# How to complete this task:
Locate the string "true" throughout the material and copy every line in which it occurs.

# Given entries:
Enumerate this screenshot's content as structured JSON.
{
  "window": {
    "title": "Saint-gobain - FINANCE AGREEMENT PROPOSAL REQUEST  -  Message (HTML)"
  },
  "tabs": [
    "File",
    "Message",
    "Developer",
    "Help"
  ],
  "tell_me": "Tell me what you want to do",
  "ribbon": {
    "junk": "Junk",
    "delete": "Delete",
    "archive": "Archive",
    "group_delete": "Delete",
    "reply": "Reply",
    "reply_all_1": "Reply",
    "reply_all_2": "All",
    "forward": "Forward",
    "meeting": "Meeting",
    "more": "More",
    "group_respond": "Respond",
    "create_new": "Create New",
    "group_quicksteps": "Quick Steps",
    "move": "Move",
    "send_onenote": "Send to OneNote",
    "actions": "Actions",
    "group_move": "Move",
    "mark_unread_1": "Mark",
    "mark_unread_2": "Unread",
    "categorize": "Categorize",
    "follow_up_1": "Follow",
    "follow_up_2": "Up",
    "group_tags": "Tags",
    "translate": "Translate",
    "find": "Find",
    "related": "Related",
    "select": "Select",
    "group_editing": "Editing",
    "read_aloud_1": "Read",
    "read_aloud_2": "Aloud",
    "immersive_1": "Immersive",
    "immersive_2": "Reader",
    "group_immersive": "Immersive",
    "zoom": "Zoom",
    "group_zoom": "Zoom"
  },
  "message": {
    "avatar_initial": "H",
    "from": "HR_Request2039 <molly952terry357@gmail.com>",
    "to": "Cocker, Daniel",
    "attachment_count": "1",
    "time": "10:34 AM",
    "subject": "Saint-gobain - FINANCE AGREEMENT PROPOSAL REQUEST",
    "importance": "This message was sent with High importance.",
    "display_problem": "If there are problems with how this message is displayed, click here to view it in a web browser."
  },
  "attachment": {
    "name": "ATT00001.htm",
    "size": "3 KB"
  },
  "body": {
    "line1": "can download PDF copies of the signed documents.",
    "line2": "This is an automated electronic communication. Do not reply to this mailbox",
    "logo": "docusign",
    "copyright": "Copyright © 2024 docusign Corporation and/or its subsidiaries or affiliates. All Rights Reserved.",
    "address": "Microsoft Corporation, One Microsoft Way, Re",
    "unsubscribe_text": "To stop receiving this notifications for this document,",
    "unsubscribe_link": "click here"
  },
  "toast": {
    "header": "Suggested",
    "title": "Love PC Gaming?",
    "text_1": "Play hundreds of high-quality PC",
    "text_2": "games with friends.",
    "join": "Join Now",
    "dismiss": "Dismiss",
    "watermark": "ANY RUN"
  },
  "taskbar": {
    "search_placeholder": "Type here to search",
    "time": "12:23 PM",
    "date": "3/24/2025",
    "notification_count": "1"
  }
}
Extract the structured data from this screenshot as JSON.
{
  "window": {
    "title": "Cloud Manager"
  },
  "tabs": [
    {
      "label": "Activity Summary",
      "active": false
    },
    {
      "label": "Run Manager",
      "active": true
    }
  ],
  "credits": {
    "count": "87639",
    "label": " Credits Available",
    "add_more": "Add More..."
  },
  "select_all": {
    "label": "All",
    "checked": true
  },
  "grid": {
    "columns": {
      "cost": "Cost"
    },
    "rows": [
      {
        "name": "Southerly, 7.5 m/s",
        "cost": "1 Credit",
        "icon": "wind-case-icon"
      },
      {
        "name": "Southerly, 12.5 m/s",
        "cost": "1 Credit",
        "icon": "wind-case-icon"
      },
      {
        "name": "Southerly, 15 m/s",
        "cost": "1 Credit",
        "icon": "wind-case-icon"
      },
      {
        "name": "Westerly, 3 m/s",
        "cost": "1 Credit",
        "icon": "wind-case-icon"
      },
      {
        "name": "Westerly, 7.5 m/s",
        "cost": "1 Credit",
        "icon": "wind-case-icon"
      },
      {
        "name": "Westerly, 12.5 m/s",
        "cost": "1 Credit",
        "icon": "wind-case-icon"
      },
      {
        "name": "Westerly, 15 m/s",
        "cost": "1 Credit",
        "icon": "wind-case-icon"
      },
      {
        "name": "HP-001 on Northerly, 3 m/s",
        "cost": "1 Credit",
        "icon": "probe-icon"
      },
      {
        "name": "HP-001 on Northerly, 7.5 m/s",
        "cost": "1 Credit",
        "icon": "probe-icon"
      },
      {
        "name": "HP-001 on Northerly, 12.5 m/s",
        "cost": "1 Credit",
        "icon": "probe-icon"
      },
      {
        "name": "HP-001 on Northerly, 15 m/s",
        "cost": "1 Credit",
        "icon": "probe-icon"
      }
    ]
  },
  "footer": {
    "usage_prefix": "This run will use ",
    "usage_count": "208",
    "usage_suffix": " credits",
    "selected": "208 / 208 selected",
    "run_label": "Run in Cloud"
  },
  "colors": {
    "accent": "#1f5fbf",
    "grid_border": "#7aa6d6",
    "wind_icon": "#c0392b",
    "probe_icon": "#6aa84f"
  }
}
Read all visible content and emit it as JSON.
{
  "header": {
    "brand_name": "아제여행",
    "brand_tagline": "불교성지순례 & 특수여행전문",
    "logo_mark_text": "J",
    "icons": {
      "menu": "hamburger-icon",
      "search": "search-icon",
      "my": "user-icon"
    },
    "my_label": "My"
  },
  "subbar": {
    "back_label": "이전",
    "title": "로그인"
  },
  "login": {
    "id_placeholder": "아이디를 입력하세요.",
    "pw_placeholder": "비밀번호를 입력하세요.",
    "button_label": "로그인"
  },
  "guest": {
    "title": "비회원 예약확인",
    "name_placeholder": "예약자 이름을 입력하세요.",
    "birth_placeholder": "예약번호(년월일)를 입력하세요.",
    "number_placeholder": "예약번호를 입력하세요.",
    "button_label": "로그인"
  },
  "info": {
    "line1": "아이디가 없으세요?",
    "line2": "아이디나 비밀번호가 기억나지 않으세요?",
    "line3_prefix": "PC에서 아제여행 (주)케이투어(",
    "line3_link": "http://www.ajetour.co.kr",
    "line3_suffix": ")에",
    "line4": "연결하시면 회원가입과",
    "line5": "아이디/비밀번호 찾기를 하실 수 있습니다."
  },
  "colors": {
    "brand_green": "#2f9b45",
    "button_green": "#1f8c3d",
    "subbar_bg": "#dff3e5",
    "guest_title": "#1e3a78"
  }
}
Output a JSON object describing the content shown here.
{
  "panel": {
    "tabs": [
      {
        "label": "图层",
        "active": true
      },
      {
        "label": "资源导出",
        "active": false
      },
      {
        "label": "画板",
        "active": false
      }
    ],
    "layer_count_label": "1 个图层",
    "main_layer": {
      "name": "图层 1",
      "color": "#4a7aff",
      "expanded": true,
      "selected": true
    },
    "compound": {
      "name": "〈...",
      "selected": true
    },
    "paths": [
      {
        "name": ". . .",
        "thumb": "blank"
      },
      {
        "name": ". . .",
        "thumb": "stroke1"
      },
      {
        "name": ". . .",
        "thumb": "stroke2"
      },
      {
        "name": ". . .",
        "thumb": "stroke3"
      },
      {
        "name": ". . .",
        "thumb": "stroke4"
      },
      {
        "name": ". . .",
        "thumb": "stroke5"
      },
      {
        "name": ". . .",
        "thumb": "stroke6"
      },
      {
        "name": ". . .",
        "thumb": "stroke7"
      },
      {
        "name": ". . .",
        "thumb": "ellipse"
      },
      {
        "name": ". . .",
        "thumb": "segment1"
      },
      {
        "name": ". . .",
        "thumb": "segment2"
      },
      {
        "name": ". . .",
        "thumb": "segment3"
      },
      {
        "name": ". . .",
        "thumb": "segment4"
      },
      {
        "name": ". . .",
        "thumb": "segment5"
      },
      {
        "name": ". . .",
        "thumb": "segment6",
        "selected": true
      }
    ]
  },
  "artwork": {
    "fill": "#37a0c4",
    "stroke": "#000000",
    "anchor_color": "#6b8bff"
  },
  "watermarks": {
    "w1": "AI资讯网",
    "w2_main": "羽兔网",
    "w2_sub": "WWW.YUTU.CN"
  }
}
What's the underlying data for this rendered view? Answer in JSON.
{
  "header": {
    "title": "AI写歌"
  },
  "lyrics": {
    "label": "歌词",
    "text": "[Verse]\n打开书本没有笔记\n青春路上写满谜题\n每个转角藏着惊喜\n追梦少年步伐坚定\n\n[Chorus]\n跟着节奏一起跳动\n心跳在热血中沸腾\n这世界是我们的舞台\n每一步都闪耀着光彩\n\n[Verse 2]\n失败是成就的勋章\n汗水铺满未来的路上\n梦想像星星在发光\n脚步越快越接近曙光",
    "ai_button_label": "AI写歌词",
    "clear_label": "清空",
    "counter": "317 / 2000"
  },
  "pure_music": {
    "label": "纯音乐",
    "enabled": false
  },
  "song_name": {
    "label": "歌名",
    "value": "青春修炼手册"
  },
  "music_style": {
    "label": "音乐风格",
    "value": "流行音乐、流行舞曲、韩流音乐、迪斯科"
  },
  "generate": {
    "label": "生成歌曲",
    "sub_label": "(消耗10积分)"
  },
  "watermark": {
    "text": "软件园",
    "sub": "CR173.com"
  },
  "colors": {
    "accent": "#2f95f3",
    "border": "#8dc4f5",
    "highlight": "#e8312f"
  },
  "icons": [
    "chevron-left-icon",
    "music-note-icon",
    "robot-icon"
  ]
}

# Expected answer:
      "active": true
    "checked": true
        "active": true
      "expanded": true,
      "selected": true
      "selected": true
        "selected": true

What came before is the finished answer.